#### Record excerpts:
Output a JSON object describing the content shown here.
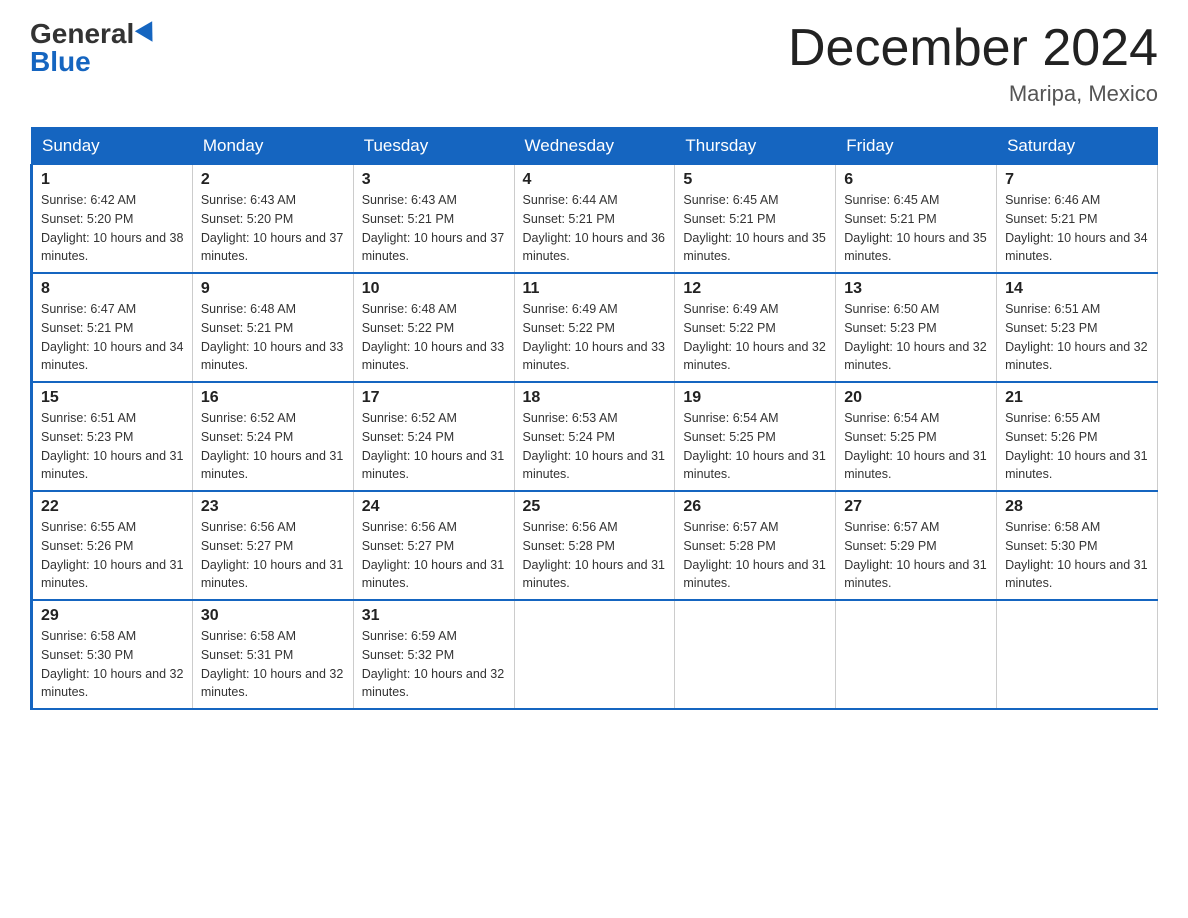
{
  "logo": {
    "general": "General",
    "blue": "Blue"
  },
  "title": {
    "month_year": "December 2024",
    "location": "Maripa, Mexico"
  },
  "days_of_week": [
    "Sunday",
    "Monday",
    "Tuesday",
    "Wednesday",
    "Thursday",
    "Friday",
    "Saturday"
  ],
  "weeks": [
    [
      {
        "date": "1",
        "sunrise": "6:42 AM",
        "sunset": "5:20 PM",
        "daylight": "10 hours and 38 minutes."
      },
      {
        "date": "2",
        "sunrise": "6:43 AM",
        "sunset": "5:20 PM",
        "daylight": "10 hours and 37 minutes."
      },
      {
        "date": "3",
        "sunrise": "6:43 AM",
        "sunset": "5:21 PM",
        "daylight": "10 hours and 37 minutes."
      },
      {
        "date": "4",
        "sunrise": "6:44 AM",
        "sunset": "5:21 PM",
        "daylight": "10 hours and 36 minutes."
      },
      {
        "date": "5",
        "sunrise": "6:45 AM",
        "sunset": "5:21 PM",
        "daylight": "10 hours and 35 minutes."
      },
      {
        "date": "6",
        "sunrise": "6:45 AM",
        "sunset": "5:21 PM",
        "daylight": "10 hours and 35 minutes."
      },
      {
        "date": "7",
        "sunrise": "6:46 AM",
        "sunset": "5:21 PM",
        "daylight": "10 hours and 34 minutes."
      }
    ],
    [
      {
        "date": "8",
        "sunrise": "6:47 AM",
        "sunset": "5:21 PM",
        "daylight": "10 hours and 34 minutes."
      },
      {
        "date": "9",
        "sunrise": "6:48 AM",
        "sunset": "5:21 PM",
        "daylight": "10 hours and 33 minutes."
      },
      {
        "date": "10",
        "sunrise": "6:48 AM",
        "sunset": "5:22 PM",
        "daylight": "10 hours and 33 minutes."
      },
      {
        "date": "11",
        "sunrise": "6:49 AM",
        "sunset": "5:22 PM",
        "daylight": "10 hours and 33 minutes."
      },
      {
        "date": "12",
        "sunrise": "6:49 AM",
        "sunset": "5:22 PM",
        "daylight": "10 hours and 32 minutes."
      },
      {
        "date": "13",
        "sunrise": "6:50 AM",
        "sunset": "5:23 PM",
        "daylight": "10 hours and 32 minutes."
      },
      {
        "date": "14",
        "sunrise": "6:51 AM",
        "sunset": "5:23 PM",
        "daylight": "10 hours and 32 minutes."
      }
    ],
    [
      {
        "date": "15",
        "sunrise": "6:51 AM",
        "sunset": "5:23 PM",
        "daylight": "10 hours and 31 minutes."
      },
      {
        "date": "16",
        "sunrise": "6:52 AM",
        "sunset": "5:24 PM",
        "daylight": "10 hours and 31 minutes."
      },
      {
        "date": "17",
        "sunrise": "6:52 AM",
        "sunset": "5:24 PM",
        "daylight": "10 hours and 31 minutes."
      },
      {
        "date": "18",
        "sunrise": "6:53 AM",
        "sunset": "5:24 PM",
        "daylight": "10 hours and 31 minutes."
      },
      {
        "date": "19",
        "sunrise": "6:54 AM",
        "sunset": "5:25 PM",
        "daylight": "10 hours and 31 minutes."
      },
      {
        "date": "20",
        "sunrise": "6:54 AM",
        "sunset": "5:25 PM",
        "daylight": "10 hours and 31 minutes."
      },
      {
        "date": "21",
        "sunrise": "6:55 AM",
        "sunset": "5:26 PM",
        "daylight": "10 hours and 31 minutes."
      }
    ],
    [
      {
        "date": "22",
        "sunrise": "6:55 AM",
        "sunset": "5:26 PM",
        "daylight": "10 hours and 31 minutes."
      },
      {
        "date": "23",
        "sunrise": "6:56 AM",
        "sunset": "5:27 PM",
        "daylight": "10 hours and 31 minutes."
      },
      {
        "date": "24",
        "sunrise": "6:56 AM",
        "sunset": "5:27 PM",
        "daylight": "10 hours and 31 minutes."
      },
      {
        "date": "25",
        "sunrise": "6:56 AM",
        "sunset": "5:28 PM",
        "daylight": "10 hours and 31 minutes."
      },
      {
        "date": "26",
        "sunrise": "6:57 AM",
        "sunset": "5:28 PM",
        "daylight": "10 hours and 31 minutes."
      },
      {
        "date": "27",
        "sunrise": "6:57 AM",
        "sunset": "5:29 PM",
        "daylight": "10 hours and 31 minutes."
      },
      {
        "date": "28",
        "sunrise": "6:58 AM",
        "sunset": "5:30 PM",
        "daylight": "10 hours and 31 minutes."
      }
    ],
    [
      {
        "date": "29",
        "sunrise": "6:58 AM",
        "sunset": "5:30 PM",
        "daylight": "10 hours and 32 minutes."
      },
      {
        "date": "30",
        "sunrise": "6:58 AM",
        "sunset": "5:31 PM",
        "daylight": "10 hours and 32 minutes."
      },
      {
        "date": "31",
        "sunrise": "6:59 AM",
        "sunset": "5:32 PM",
        "daylight": "10 hours and 32 minutes."
      },
      null,
      null,
      null,
      null
    ]
  ]
}
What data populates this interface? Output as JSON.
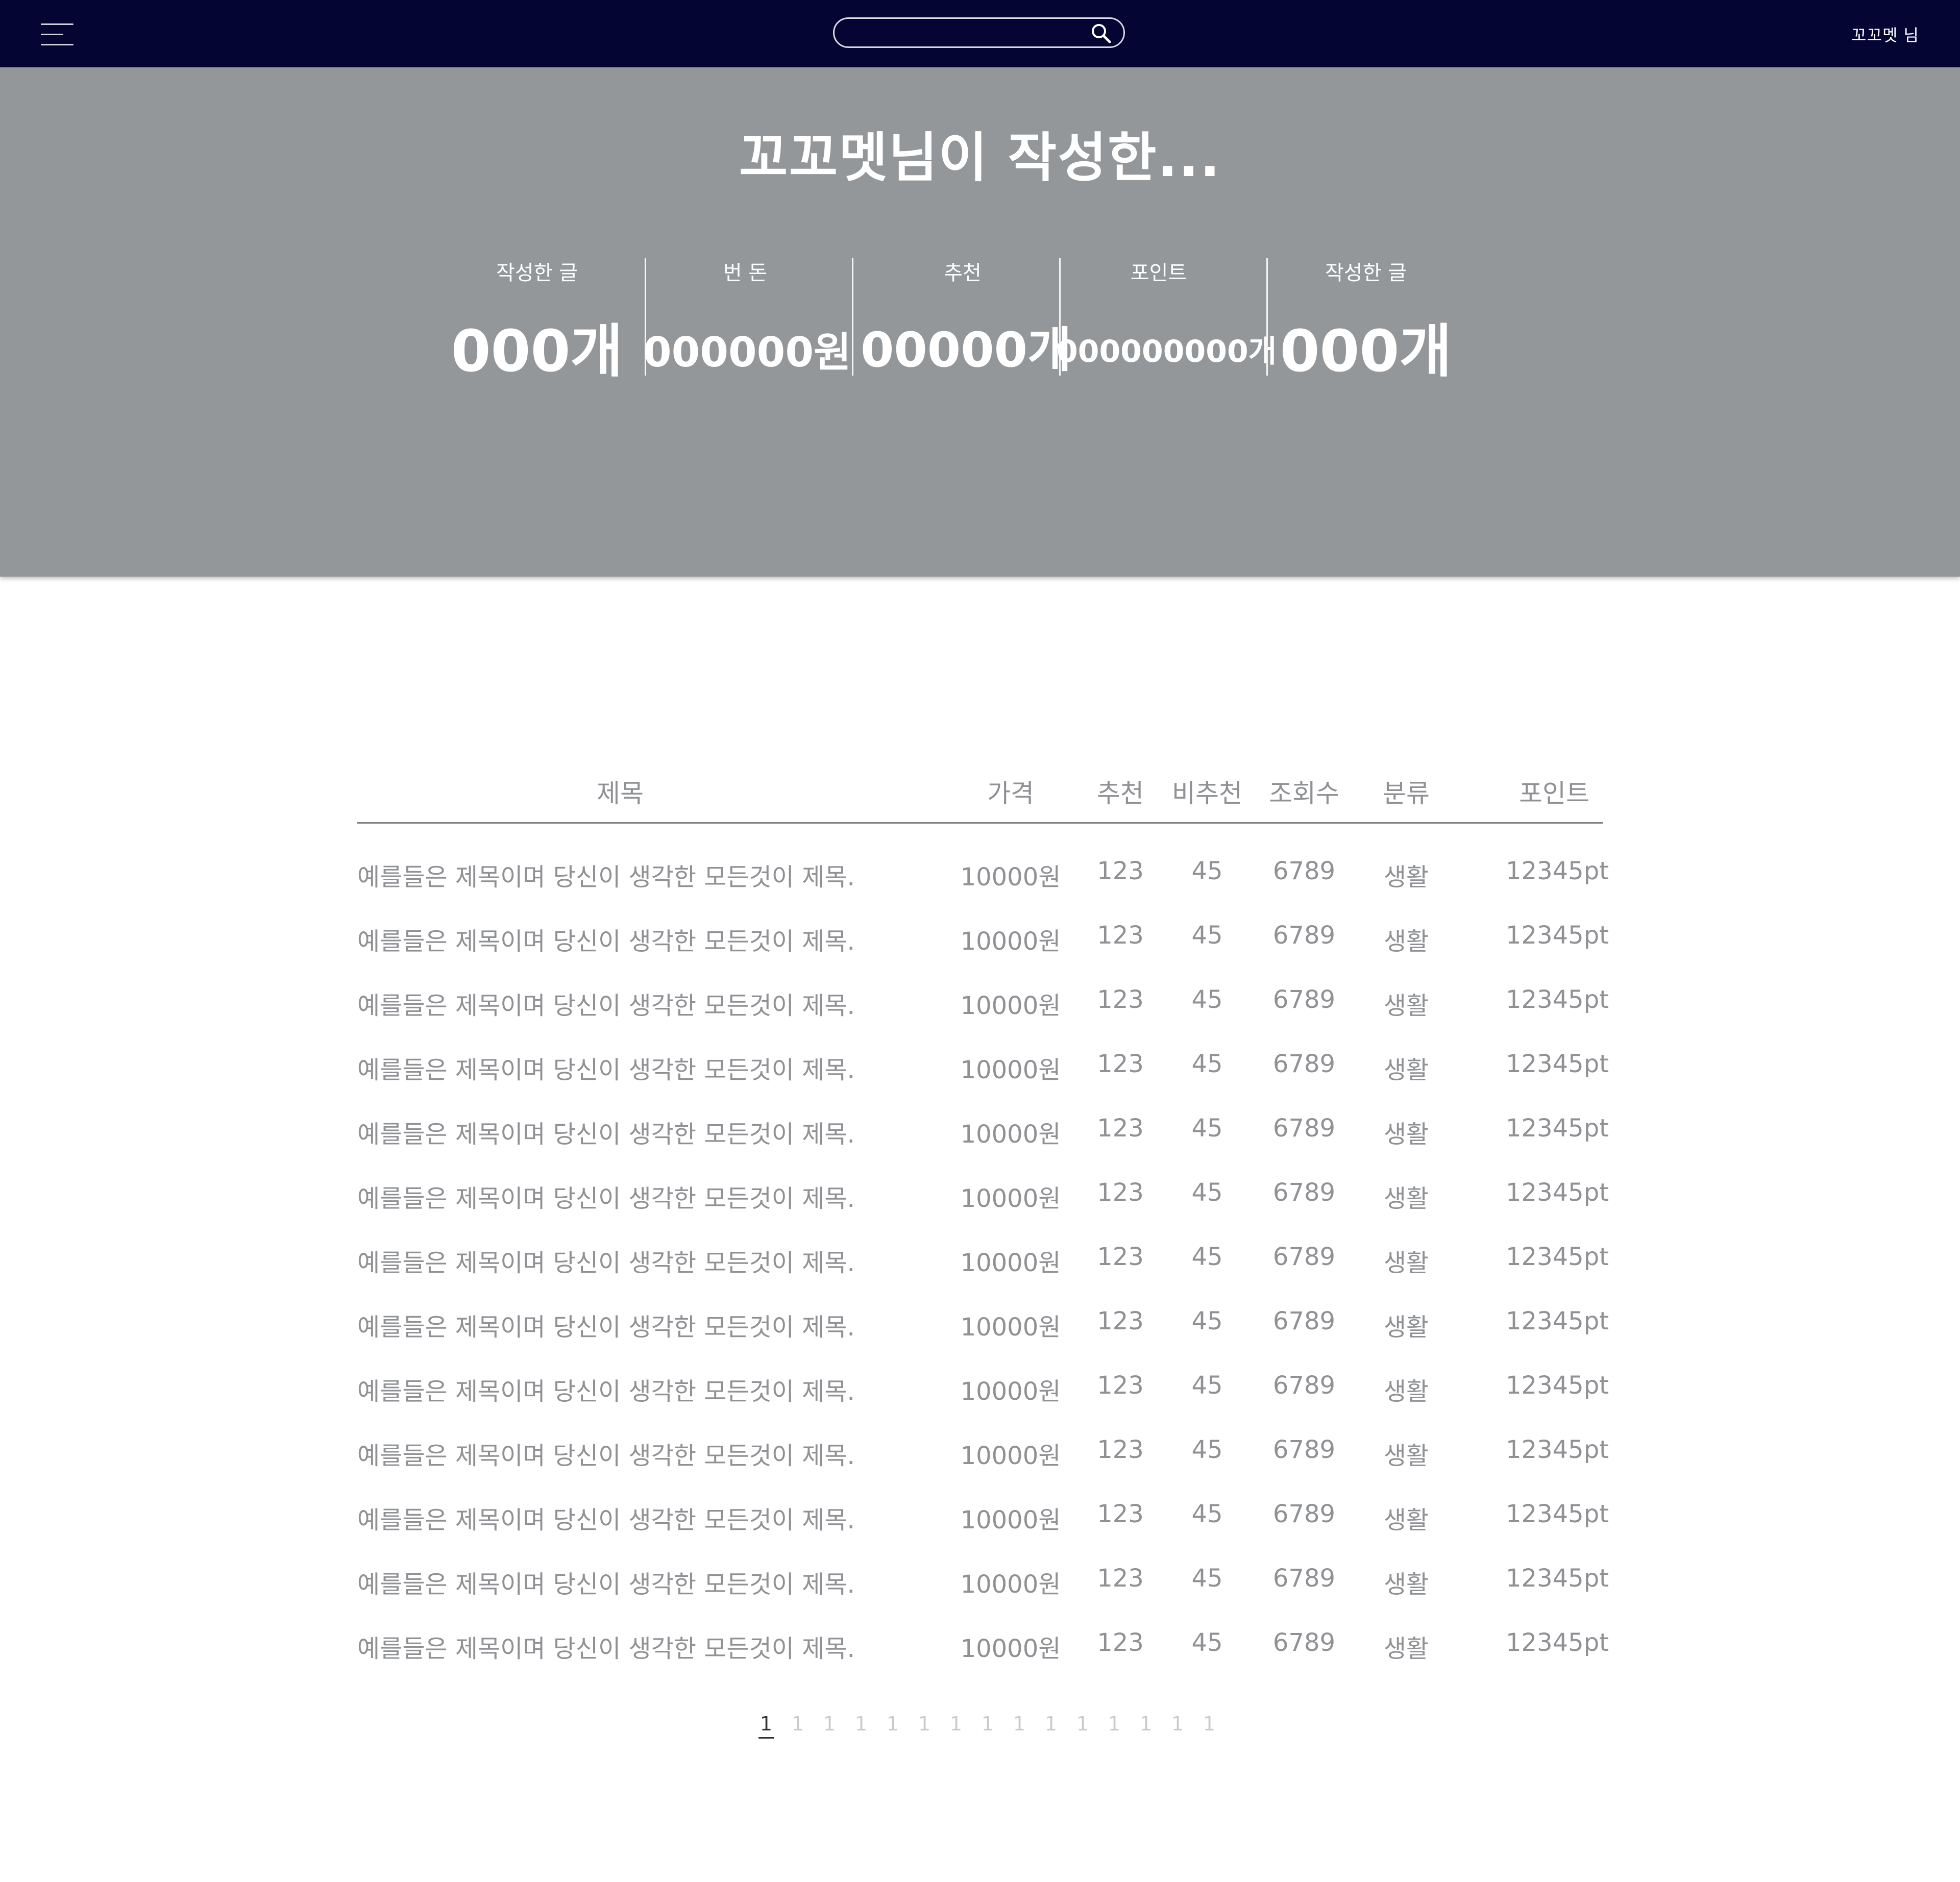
{
  "header": {
    "search_placeholder": "",
    "user_name": "꼬꼬멧 님"
  },
  "hero": {
    "title": "꼬꼬멧님이 작성한...",
    "stats": [
      {
        "label": "작성한 글",
        "value": "000개"
      },
      {
        "label": "번 돈",
        "value": "000000원"
      },
      {
        "label": "추천",
        "value": "00000개"
      },
      {
        "label": "포인트",
        "value": "000000000개"
      },
      {
        "label": "작성한 글",
        "value": "000개"
      }
    ]
  },
  "table": {
    "columns": [
      "제목",
      "가격",
      "추천",
      "비추천",
      "조회수",
      "분류",
      "포인트"
    ],
    "rows": [
      [
        "예를들은 제목이며 당신이 생각한 모든것이 제목.",
        "10000원",
        "123",
        "45",
        "6789",
        "생활",
        "12345pt"
      ],
      [
        "예를들은 제목이며 당신이 생각한 모든것이 제목.",
        "10000원",
        "123",
        "45",
        "6789",
        "생활",
        "12345pt"
      ],
      [
        "예를들은 제목이며 당신이 생각한 모든것이 제목.",
        "10000원",
        "123",
        "45",
        "6789",
        "생활",
        "12345pt"
      ],
      [
        "예를들은 제목이며 당신이 생각한 모든것이 제목.",
        "10000원",
        "123",
        "45",
        "6789",
        "생활",
        "12345pt"
      ],
      [
        "예를들은 제목이며 당신이 생각한 모든것이 제목.",
        "10000원",
        "123",
        "45",
        "6789",
        "생활",
        "12345pt"
      ],
      [
        "예를들은 제목이며 당신이 생각한 모든것이 제목.",
        "10000원",
        "123",
        "45",
        "6789",
        "생활",
        "12345pt"
      ],
      [
        "예를들은 제목이며 당신이 생각한 모든것이 제목.",
        "10000원",
        "123",
        "45",
        "6789",
        "생활",
        "12345pt"
      ],
      [
        "예를들은 제목이며 당신이 생각한 모든것이 제목.",
        "10000원",
        "123",
        "45",
        "6789",
        "생활",
        "12345pt"
      ],
      [
        "예를들은 제목이며 당신이 생각한 모든것이 제목.",
        "10000원",
        "123",
        "45",
        "6789",
        "생활",
        "12345pt"
      ],
      [
        "예를들은 제목이며 당신이 생각한 모든것이 제목.",
        "10000원",
        "123",
        "45",
        "6789",
        "생활",
        "12345pt"
      ],
      [
        "예를들은 제목이며 당신이 생각한 모든것이 제목.",
        "10000원",
        "123",
        "45",
        "6789",
        "생활",
        "12345pt"
      ],
      [
        "예를들은 제목이며 당신이 생각한 모든것이 제목.",
        "10000원",
        "123",
        "45",
        "6789",
        "생활",
        "12345pt"
      ],
      [
        "예를들은 제목이며 당신이 생각한 모든것이 제목.",
        "10000원",
        "123",
        "45",
        "6789",
        "생활",
        "12345pt"
      ]
    ]
  },
  "pagination": {
    "pages": [
      "1",
      "1",
      "1",
      "1",
      "1",
      "1",
      "1",
      "1",
      "1",
      "1",
      "1",
      "1",
      "1",
      "1",
      "1"
    ],
    "active_index": 0
  }
}
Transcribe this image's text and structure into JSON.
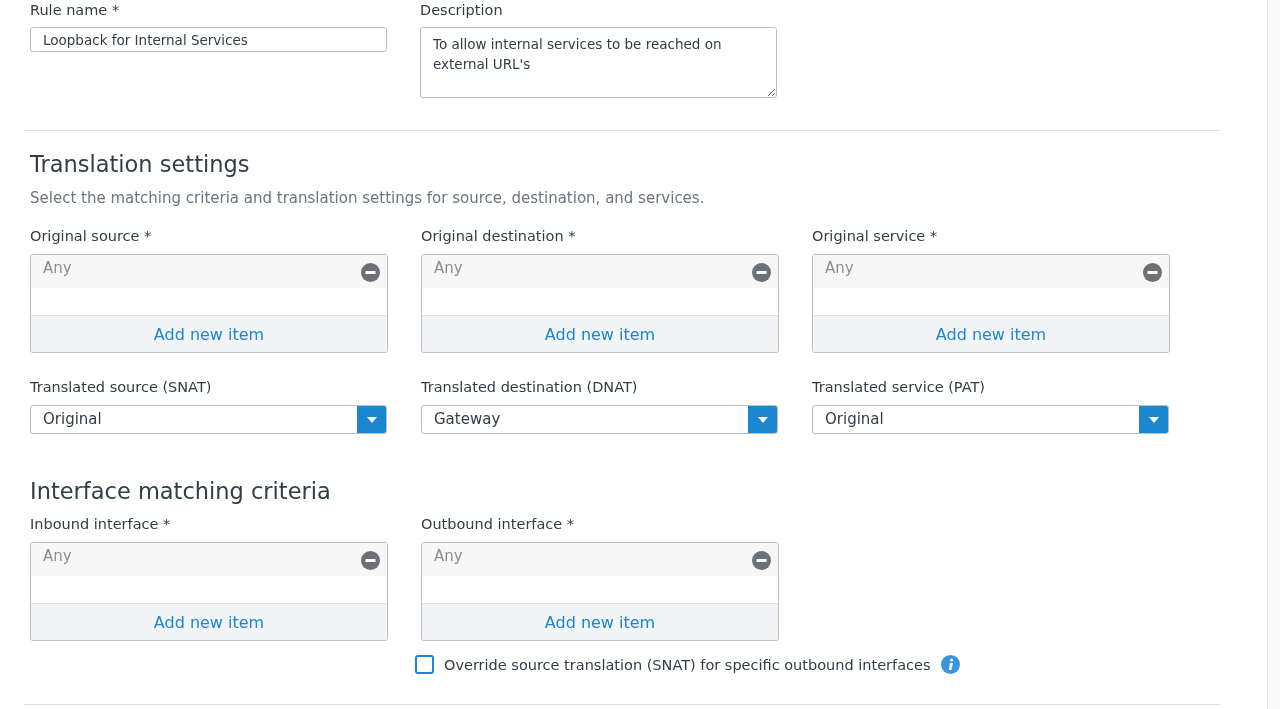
{
  "rule_name": {
    "label": "Rule name *",
    "value": "Loopback for Internal Services"
  },
  "description": {
    "label": "Description",
    "value": "To allow internal services to be reached on external URL's"
  },
  "translation_settings": {
    "title": "Translation settings",
    "subtitle": "Select the matching criteria and translation settings for source, destination, and services.",
    "original": [
      {
        "label": "Original source *",
        "items": [
          "Any"
        ],
        "add_label": "Add new item"
      },
      {
        "label": "Original destination *",
        "items": [
          "Any"
        ],
        "add_label": "Add new item"
      },
      {
        "label": "Original service *",
        "items": [
          "Any"
        ],
        "add_label": "Add new item"
      }
    ],
    "translated": [
      {
        "label": "Translated source (SNAT)",
        "value": "Original"
      },
      {
        "label": "Translated destination (DNAT)",
        "value": "Gateway"
      },
      {
        "label": "Translated service (PAT)",
        "value": "Original"
      }
    ]
  },
  "interface_matching": {
    "title": "Interface matching criteria",
    "pickers": [
      {
        "label": "Inbound interface *",
        "items": [
          "Any"
        ],
        "add_label": "Add new item"
      },
      {
        "label": "Outbound interface *",
        "items": [
          "Any"
        ],
        "add_label": "Add new item"
      }
    ],
    "override": {
      "label": "Override source translation (SNAT) for specific outbound interfaces",
      "checked": false
    }
  }
}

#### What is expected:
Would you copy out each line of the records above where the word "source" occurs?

#### Problem solution:
    "subtitle": "Select the matching criteria and translation settings for source, destination, and services.",
        "label": "Original source *",
        "label": "Translated source (SNAT)",
      "label": "Override source translation (SNAT) for specific outbound interfaces",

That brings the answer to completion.